### TASK
Scan the entries below and give the number of lines containing "heading", with no accompanying words.

━━━━━━━━━━━━━━━━━━━━

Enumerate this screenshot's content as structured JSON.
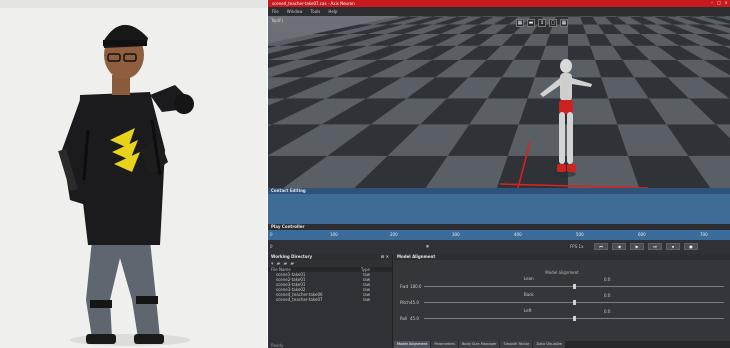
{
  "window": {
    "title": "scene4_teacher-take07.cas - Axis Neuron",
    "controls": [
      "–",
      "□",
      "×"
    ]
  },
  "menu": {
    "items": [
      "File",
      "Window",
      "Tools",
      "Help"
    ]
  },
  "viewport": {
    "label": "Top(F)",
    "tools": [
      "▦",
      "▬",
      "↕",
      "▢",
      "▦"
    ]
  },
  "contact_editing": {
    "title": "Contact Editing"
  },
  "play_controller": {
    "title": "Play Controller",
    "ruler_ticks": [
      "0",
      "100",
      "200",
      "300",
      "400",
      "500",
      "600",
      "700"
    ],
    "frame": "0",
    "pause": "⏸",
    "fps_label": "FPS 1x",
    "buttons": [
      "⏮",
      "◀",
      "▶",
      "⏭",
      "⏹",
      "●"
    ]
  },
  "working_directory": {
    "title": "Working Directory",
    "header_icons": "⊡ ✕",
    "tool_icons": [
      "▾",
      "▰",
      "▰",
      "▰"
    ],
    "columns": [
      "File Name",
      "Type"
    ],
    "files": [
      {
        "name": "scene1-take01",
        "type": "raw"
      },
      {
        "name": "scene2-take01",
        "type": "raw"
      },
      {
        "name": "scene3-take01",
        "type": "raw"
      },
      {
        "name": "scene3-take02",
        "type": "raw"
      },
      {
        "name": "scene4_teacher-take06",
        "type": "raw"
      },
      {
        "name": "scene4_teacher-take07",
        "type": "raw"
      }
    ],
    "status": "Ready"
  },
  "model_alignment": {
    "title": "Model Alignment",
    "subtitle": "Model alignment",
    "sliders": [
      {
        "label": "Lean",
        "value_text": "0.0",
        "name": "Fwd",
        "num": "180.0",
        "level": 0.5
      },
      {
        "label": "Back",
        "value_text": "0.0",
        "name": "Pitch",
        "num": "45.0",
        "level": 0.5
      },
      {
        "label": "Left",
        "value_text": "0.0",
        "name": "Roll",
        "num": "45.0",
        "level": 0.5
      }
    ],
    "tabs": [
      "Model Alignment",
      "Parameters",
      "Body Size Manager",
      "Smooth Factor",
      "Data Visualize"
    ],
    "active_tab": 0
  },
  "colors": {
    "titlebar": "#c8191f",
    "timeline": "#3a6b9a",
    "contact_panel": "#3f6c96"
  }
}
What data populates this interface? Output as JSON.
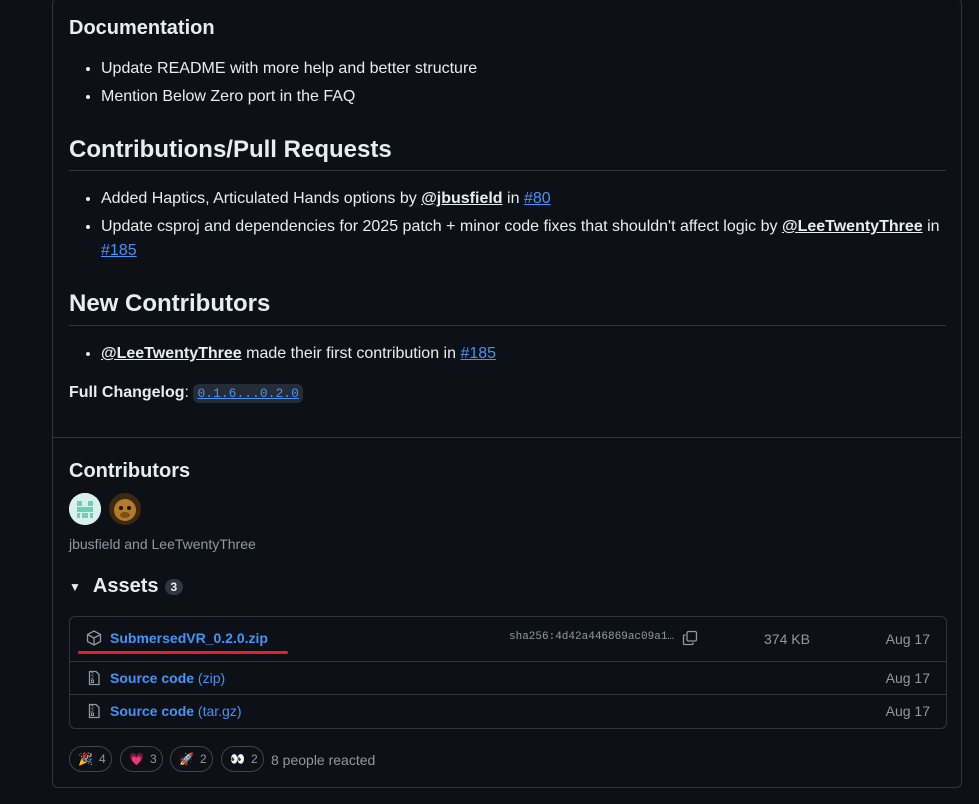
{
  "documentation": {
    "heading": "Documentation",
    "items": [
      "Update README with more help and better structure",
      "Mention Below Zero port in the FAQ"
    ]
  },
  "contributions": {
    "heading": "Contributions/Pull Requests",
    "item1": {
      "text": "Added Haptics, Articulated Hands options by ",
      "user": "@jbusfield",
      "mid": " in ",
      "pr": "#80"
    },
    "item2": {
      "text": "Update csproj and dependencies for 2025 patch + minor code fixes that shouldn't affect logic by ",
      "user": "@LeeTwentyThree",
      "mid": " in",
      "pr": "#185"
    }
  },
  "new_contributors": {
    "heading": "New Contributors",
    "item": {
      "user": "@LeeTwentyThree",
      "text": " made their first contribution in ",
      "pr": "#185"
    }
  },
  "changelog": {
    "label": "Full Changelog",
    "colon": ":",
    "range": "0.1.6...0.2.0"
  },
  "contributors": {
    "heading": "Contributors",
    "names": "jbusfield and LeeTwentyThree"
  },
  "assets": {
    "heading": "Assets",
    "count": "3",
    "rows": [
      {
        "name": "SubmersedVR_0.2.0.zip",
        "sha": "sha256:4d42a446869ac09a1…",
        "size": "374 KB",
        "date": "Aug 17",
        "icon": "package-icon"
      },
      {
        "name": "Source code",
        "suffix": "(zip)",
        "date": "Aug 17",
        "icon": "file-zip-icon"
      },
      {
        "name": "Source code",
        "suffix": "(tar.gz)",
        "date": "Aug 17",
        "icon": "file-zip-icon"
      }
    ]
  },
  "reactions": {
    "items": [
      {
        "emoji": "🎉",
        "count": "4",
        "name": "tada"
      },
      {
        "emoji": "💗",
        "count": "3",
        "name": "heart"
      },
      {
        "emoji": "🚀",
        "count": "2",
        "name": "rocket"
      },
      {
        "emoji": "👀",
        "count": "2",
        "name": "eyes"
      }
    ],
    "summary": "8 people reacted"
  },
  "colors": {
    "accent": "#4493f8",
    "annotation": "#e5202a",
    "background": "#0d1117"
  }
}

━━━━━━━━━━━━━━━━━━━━

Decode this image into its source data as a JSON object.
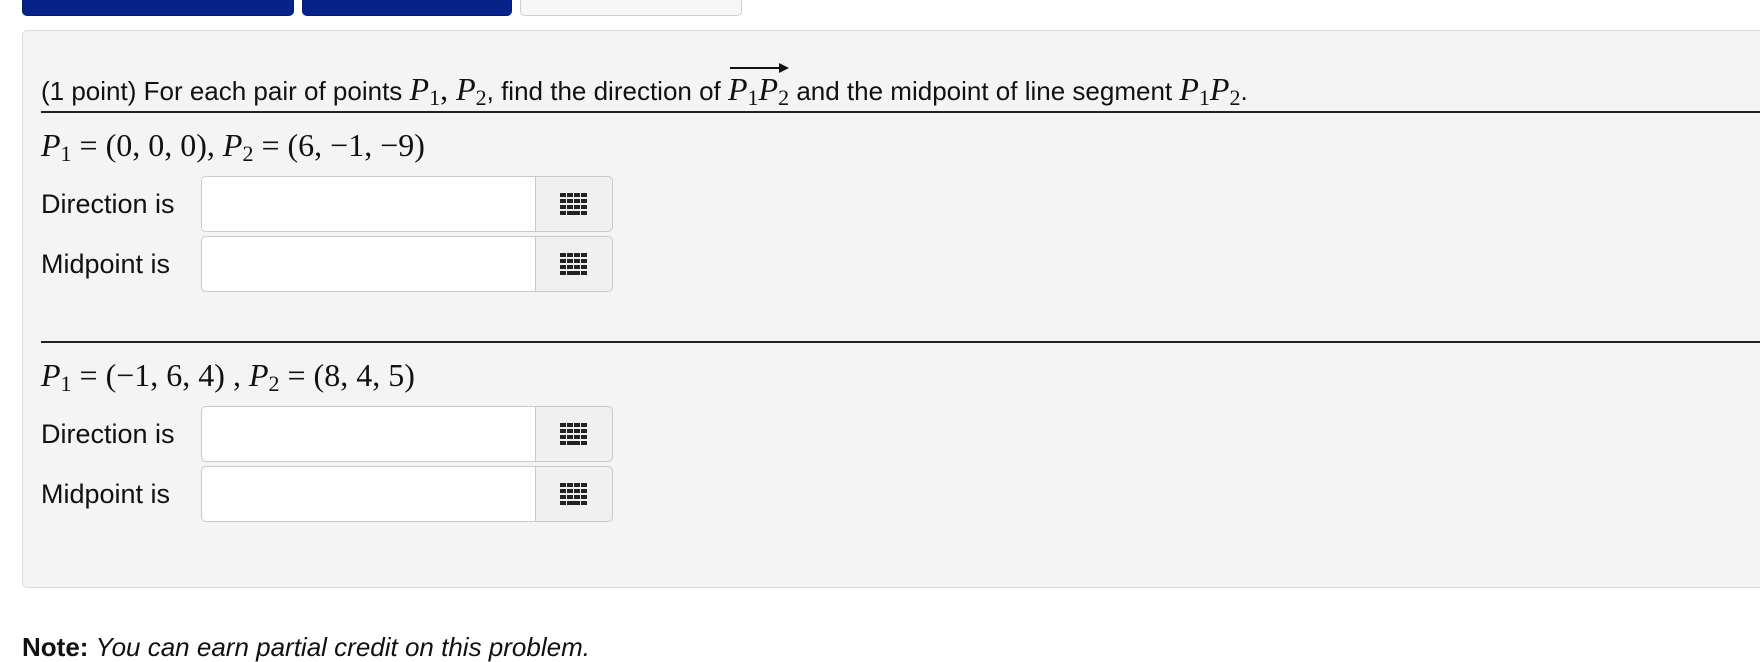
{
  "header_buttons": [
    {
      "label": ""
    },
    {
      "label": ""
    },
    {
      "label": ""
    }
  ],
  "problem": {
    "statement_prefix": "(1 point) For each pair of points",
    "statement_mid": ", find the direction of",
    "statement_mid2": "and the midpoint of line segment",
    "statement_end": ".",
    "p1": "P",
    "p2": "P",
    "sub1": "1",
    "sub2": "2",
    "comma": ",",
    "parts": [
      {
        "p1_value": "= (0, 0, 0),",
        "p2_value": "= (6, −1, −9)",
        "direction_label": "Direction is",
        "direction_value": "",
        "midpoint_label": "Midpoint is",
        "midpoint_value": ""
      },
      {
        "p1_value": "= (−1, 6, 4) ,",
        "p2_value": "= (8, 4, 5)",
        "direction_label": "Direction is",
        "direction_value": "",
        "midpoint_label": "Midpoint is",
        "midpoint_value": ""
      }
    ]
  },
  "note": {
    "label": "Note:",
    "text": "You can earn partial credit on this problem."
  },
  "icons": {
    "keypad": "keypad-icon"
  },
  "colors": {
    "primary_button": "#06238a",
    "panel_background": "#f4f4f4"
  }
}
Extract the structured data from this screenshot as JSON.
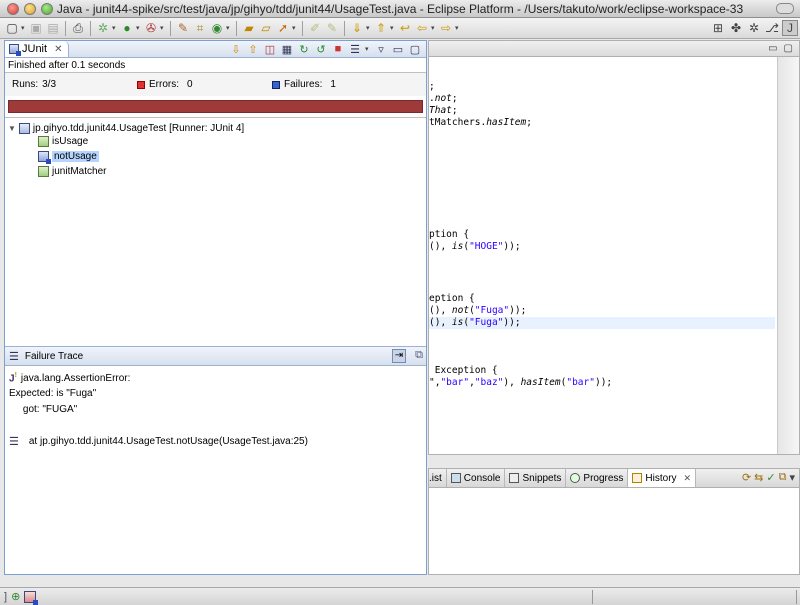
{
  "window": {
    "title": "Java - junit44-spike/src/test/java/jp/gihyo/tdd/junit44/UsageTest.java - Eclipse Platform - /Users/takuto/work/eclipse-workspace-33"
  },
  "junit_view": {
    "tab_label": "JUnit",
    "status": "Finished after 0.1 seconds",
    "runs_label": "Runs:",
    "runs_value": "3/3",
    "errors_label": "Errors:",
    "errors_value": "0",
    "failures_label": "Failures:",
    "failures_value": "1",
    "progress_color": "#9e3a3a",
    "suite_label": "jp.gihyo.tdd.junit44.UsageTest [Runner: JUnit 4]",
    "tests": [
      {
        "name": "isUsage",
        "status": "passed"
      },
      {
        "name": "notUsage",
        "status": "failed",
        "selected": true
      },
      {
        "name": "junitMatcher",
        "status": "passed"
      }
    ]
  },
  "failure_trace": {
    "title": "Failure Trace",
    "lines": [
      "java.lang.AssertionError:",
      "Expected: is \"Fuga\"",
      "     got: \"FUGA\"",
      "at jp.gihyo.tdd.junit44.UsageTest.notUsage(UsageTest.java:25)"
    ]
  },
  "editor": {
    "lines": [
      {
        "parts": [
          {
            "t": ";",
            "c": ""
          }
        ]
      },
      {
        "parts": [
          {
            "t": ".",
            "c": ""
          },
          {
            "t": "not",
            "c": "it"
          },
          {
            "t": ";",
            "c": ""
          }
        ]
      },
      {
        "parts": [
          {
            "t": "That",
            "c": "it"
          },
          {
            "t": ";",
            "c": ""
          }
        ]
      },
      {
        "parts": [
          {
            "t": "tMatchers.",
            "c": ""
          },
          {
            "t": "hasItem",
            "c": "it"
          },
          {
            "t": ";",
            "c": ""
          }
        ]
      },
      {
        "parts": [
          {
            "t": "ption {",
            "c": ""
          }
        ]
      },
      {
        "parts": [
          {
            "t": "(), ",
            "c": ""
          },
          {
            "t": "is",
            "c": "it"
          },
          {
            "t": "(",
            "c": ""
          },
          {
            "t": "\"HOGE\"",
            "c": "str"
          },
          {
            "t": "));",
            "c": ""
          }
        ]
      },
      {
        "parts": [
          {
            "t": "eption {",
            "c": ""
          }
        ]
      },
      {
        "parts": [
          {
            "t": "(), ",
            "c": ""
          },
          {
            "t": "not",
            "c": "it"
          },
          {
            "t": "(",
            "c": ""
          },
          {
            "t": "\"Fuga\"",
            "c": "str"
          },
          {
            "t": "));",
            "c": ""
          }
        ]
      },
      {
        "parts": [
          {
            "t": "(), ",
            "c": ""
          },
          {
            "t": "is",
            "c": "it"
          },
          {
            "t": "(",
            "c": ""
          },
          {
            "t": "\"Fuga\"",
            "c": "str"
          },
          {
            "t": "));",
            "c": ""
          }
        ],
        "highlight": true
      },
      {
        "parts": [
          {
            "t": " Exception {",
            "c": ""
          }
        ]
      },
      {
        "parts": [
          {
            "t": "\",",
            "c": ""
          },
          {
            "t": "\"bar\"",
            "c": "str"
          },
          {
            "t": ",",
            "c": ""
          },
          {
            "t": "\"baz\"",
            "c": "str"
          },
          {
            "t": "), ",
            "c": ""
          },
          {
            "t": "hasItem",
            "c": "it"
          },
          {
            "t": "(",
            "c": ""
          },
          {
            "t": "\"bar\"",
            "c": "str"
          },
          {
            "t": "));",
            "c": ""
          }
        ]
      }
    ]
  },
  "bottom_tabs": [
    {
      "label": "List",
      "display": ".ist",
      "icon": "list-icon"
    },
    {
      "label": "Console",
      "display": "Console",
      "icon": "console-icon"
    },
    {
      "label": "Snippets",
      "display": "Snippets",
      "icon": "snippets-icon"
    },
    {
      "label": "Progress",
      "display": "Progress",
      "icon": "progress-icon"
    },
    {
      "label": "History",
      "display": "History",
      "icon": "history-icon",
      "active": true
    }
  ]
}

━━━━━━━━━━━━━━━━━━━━

### ANSWER TO THE EXERCISE
5